ABOUT THIS EXERCISE:
With nothing left out, repeat every entry exactly.

####################

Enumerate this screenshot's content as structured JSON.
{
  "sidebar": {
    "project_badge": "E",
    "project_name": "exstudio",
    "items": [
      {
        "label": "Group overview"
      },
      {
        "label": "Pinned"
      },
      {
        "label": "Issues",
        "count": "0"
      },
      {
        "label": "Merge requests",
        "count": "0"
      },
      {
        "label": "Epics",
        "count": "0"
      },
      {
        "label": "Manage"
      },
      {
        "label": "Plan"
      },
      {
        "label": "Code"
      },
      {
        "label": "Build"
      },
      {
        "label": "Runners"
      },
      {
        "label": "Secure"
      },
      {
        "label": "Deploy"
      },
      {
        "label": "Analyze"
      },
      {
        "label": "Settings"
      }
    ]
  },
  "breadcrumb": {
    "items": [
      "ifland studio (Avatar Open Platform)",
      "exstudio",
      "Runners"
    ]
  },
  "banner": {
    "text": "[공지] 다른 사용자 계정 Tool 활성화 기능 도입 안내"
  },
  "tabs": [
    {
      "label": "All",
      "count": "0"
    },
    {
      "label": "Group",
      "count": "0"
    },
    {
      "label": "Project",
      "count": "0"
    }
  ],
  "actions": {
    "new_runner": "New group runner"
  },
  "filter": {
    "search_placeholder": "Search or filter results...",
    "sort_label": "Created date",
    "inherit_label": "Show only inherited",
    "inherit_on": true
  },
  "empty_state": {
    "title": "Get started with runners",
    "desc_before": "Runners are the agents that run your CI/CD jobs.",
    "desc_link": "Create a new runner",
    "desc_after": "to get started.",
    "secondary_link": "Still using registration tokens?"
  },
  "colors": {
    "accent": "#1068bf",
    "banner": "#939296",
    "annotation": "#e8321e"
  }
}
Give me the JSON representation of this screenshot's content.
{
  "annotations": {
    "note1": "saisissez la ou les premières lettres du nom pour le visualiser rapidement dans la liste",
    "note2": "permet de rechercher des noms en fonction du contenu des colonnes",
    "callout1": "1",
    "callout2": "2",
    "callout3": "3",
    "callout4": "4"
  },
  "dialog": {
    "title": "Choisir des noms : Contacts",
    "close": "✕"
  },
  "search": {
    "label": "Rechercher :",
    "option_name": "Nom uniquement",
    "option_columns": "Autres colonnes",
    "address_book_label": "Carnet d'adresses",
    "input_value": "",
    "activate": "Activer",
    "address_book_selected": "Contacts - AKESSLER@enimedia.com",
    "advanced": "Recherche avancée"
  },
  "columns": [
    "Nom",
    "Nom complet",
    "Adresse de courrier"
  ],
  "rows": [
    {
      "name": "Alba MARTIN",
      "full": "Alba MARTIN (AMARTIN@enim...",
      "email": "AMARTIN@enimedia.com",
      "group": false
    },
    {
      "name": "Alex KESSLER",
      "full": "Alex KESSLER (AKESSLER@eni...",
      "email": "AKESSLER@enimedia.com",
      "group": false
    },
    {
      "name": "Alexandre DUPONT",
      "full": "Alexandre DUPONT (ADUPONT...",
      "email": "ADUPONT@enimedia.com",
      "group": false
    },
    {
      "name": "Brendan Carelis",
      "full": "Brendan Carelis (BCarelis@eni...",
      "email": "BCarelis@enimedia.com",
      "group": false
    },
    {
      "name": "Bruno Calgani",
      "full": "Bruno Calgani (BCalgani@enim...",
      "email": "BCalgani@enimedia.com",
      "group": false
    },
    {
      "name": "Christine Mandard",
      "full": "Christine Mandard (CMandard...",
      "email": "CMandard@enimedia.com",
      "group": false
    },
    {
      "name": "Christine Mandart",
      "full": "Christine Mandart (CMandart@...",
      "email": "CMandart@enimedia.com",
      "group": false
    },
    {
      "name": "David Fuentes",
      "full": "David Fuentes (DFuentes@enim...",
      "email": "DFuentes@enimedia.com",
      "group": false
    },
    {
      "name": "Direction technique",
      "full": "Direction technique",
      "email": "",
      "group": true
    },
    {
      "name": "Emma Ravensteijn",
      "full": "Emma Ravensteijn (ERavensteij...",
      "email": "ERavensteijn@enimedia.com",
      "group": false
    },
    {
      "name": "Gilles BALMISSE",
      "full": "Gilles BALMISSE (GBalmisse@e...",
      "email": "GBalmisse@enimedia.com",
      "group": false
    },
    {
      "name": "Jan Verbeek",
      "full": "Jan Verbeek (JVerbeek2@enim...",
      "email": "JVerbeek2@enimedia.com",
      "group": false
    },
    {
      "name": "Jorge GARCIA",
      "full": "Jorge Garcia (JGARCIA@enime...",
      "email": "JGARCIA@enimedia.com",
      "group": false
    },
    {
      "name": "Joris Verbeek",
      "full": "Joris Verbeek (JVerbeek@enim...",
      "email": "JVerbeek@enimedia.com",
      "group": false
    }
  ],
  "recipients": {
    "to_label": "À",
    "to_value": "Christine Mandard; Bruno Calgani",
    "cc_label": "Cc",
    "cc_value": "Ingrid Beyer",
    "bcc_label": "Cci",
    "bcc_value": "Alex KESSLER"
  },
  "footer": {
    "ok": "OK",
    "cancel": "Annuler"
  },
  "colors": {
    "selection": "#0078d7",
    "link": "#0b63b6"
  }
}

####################

TASK SOLUTION:
Enumerate this screenshot's content as structured JSON.
{
  "sidebar": {
    "project_badge": "E",
    "project_name": "exstudio",
    "items": [
      {
        "label": "Group overview"
      },
      {
        "label": "Pinned"
      },
      {
        "label": "Issues",
        "count": "0"
      },
      {
        "label": "Merge requests",
        "count": "0"
      },
      {
        "label": "Epics",
        "count": "0"
      },
      {
        "label": "Manage"
      },
      {
        "label": "Plan"
      },
      {
        "label": "Code"
      },
      {
        "label": "Build"
      },
      {
        "label": "Runners"
      },
      {
        "label": "Secure"
      },
      {
        "label": "Deploy"
      },
      {
        "label": "Analyze"
      },
      {
        "label": "Settings"
      }
    ]
  },
  "breadcrumb": {
    "items": [
      "ifland studio (Avatar Open Platform)",
      "exstudio",
      "Runners"
    ]
  },
  "banner": {
    "text": "[공지] 다른 사용자 계정 Tool 활성화 기능 도입 안내"
  },
  "tabs": [
    {
      "label": "All",
      "count": "0"
    },
    {
      "label": "Group",
      "count": "0"
    },
    {
      "label": "Project",
      "count": "0"
    }
  ],
  "actions": {
    "new_runner": "New group runner"
  },
  "filter": {
    "search_placeholder": "Search or filter results...",
    "sort_label": "Created date",
    "inherit_label": "Show only inherited",
    "inherit_on": true
  },
  "empty_state": {
    "title": "Get started with runners",
    "desc_before": "Runners are the agents that run your CI/CD jobs.",
    "desc_link": "Create a new runner",
    "desc_after": "to get started.",
    "secondary_link": "Still using registration tokens?"
  },
  "colors": {
    "accent": "#1068bf",
    "banner": "#939296",
    "annotation": "#e8321e"
  }
}
Give me the JSON representation of this screenshot's content.
{
  "annotations": {
    "note1": "saisissez la ou les premières lettres du nom pour le visualiser rapidement dans la liste",
    "note2": "permet de rechercher des noms en fonction du contenu des colonnes",
    "callout1": "1",
    "callout2": "2",
    "callout3": "3",
    "callout4": "4"
  },
  "dialog": {
    "title": "Choisir des noms : Contacts",
    "close": "✕"
  },
  "search": {
    "label": "Rechercher :",
    "option_name": "Nom uniquement",
    "option_columns": "Autres colonnes",
    "address_book_label": "Carnet d'adresses",
    "input_value": "",
    "activate": "Activer",
    "address_book_selected": "Contacts - AKESSLER@enimedia.com",
    "advanced": "Recherche avancée"
  },
  "columns": [
    "Nom",
    "Nom complet",
    "Adresse de courrier"
  ],
  "rows": [
    {
      "name": "Alba MARTIN",
      "full": "Alba MARTIN (AMARTIN@enim...",
      "email": "AMARTIN@enimedia.com",
      "group": false
    },
    {
      "name": "Alex KESSLER",
      "full": "Alex KESSLER (AKESSLER@eni...",
      "email": "AKESSLER@enimedia.com",
      "group": false
    },
    {
      "name": "Alexandre DUPONT",
      "full": "Alexandre DUPONT (ADUPONT...",
      "email": "ADUPONT@enimedia.com",
      "group": false
    },
    {
      "name": "Brendan Carelis",
      "full": "Brendan Carelis (BCarelis@eni...",
      "email": "BCarelis@enimedia.com",
      "group": false
    },
    {
      "name": "Bruno Calgani",
      "full": "Bruno Calgani (BCalgani@enim...",
      "email": "BCalgani@enimedia.com",
      "group": false
    },
    {
      "name": "Christine Mandard",
      "full": "Christine Mandard (CMandard...",
      "email": "CMandard@enimedia.com",
      "group": false
    },
    {
      "name": "Christine Mandart",
      "full": "Christine Mandart (CMandart@...",
      "email": "CMandart@enimedia.com",
      "group": false
    },
    {
      "name": "David Fuentes",
      "full": "David Fuentes (DFuentes@enim...",
      "email": "DFuentes@enimedia.com",
      "group": false
    },
    {
      "name": "Direction technique",
      "full": "Direction technique",
      "email": "",
      "group": true
    },
    {
      "name": "Emma Ravensteijn",
      "full": "Emma Ravensteijn (ERavensteij...",
      "email": "ERavensteijn@enimedia.com",
      "group": false
    },
    {
      "name": "Gilles BALMISSE",
      "full": "Gilles BALMISSE (GBalmisse@e...",
      "email": "GBalmisse@enimedia.com",
      "group": false
    },
    {
      "name": "Jan Verbeek",
      "full": "Jan Verbeek (JVerbeek2@enim...",
      "email": "JVerbeek2@enimedia.com",
      "group": false
    },
    {
      "name": "Jorge GARCIA",
      "full": "Jorge Garcia (JGARCIA@enime...",
      "email": "JGARCIA@enimedia.com",
      "group": false
    },
    {
      "name": "Joris Verbeek",
      "full": "Joris Verbeek (JVerbeek@enim...",
      "email": "JVerbeek@enimedia.com",
      "group": false
    }
  ],
  "recipients": {
    "to_label": "À",
    "to_value": "Christine Mandard; Bruno Calgani",
    "cc_label": "Cc",
    "cc_value": "Ingrid Beyer",
    "bcc_label": "Cci",
    "bcc_value": "Alex KESSLER"
  },
  "footer": {
    "ok": "OK",
    "cancel": "Annuler"
  },
  "colors": {
    "selection": "#0078d7",
    "link": "#0b63b6"
  }
}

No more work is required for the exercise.